Happy Endings (aka Winter Passing): when a struggling actress is offered some quick cash for her famous mother and father’s early love letters, she goes back home to weigh up her choices. First-off, this is Ms Deschanel being quirky and indie to the max: the movie opens with her singing at the 2 minute mark, and playing the piano within 15 mins so be prepared for full-on mopey, morose and tedious Zooey. It’s not just her though, every character is defined by their quirks and eccentricities, which makes them all memorable, but annoyingly the film ends up containing more randomness than a green flamingo in a roller-skate carrying a backpack full of iguana-flavoured blancmange. Don’t be fooled though, there’s some good moments of acting in here, particularly Ed Harris and Will Ferrel, who both go beyond their stereotyping and comfort zones. If you love a bit of shoe-gazing solemn quirkiness this will be right up your trendy street.

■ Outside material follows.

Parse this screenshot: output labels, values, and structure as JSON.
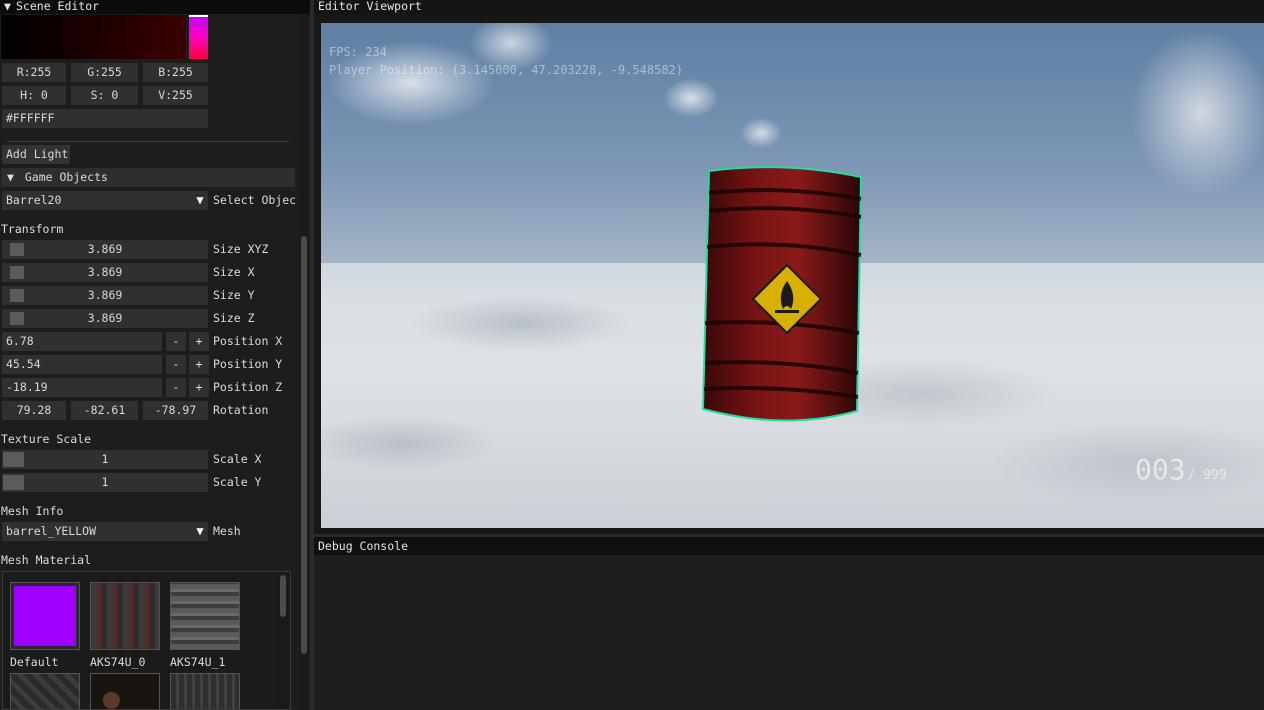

Cheer up goth!
Rare Exports: A Christmas Tale – something very Christmassy is buried under a mountain at the Russia/Finland border; when it’s dug up, everyone will believe in a very different Santa! The story is quite basic, but is laced with just enough crazy and black humour to keep you interested and watching. Nothing’s rushed and the story slowly plods along with plenty build up but not much action, until quite an absurd final 20 minutes, but hey – this is fiction! The setting, timeline and snow make the film quite Festive, but with the impending cluster-fudge and gritty Santa figures, you’d do well to keep away from the kids (something not right about hundreds of naked old men running towards a kid!!) There are also some strong Finnish political views and attitudes woven through the duration, but stick out a bit. Overall, it’s a good idea, and admirable execution but definitely hampered by the budget – especially the ending. While it’s another good twist on old tales, for me, this year’s winner of obscure Scandinavian folklore-based films goes to Troll Hunter! Rare Exports is a decent enough B-Movie, much like the secret cargo in the film, this will do better to remain underground.

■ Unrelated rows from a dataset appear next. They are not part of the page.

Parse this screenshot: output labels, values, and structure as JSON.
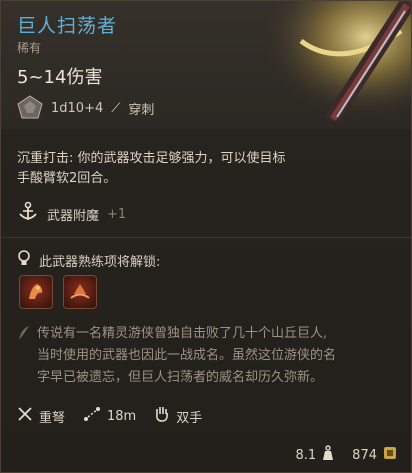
{
  "item": {
    "title": "巨人扫荡者",
    "rarity": "稀有",
    "damage": "5~14伤害",
    "dice": "1d10+4",
    "damage_type": "穿刺"
  },
  "passive": {
    "line1": "沉重打击: 你的武器攻击足够强力，可以使目标",
    "line2": "手酸臂软2回合。"
  },
  "enchant": {
    "label": "武器附魔",
    "value": "+1"
  },
  "mastery": {
    "label": "此武器熟练项将解锁:"
  },
  "lore": {
    "line1": "传说有一名精灵游侠曾独自击败了几十个山丘巨人,",
    "line2": "当时使用的武器也因此一战成名。虽然这位游侠的名",
    "line3": "字早已被遗忘，但巨人扫荡者的威名却历久弥新。"
  },
  "properties": {
    "type": "重弩",
    "range": "18m",
    "hands": "双手"
  },
  "footer": {
    "weight": "8.1",
    "price": "874"
  },
  "colors": {
    "title": "#5fb0d8",
    "accent_gold": "#c9a24a"
  }
}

Hanna: Raised as an assassin, Hannah is cut loose in the real world and soon becomes a fugitive. It doesn’t take long for you to realise that this is nothing short of meticulously filmed – there’s some fantastic single takes, stunning framing / mise en scéne and the action is put together with enviable ease. Said action’s also heightened by a great soundtrack; not dissimilar to Lola. Being set, filmed and funded by Europeans – it has a great anti-blockbuster quality and feel that’s pretty difficult to describe. Distracting everyone from the all of the awesomeness mentioned so far is a cast jammed with as many ridiculous characters as the story could hold: a washed-up clown Grimm, two Neo Nazis, comedy homosexual hitman, ke-razy traveling family (with the worst daughter ever). Because of these characters, the tone bounces around frenetically – serious chase, followed by fish-out-of-water, followed by some action, then a Volver-esque ‘genuine’ Spanish street performance, then some serious plot development… Cast-wise, you can always rely on Eric Bana to pull through and Blanchett nails her portrayal of a determined, cold villain. Ronan was good, considering her part kept flipping between comedy and thriller. Hanna proves to be an above average, and well-directed cat-and-mouse movie with a nice backstory that’s drip-fed throughout the duration.
Richard Pryor Live in Concert: a 74 minute stand-up show filmed at one of Pryor’s 1978 gigs. Starts with an onslaught of “Whiteboys do this stupidly, niggers do it a different way” observations, although they weren’t as frequent after the first 15 minutes. In the course of this he covers topics as diverse as: police methods, dogs, death, fathers, camping, boxing, running, kids, Chinese people, and sex all with enthusiasm and fantastic execution. As someone that’s performed stand-up live and enjoys the genre, it’s clear that Pryor was light years ahead of the curve with his personification of things, delivery, voices and acting. Unfortunately, because this gig – and Pryor – are now so famous all of the best bits are shown on every TV clip show and countdown. Although it’s clearly a great performance, the focus of race throughout puts me off a bit. Pretty dated, slightly risque but unquestionably funny.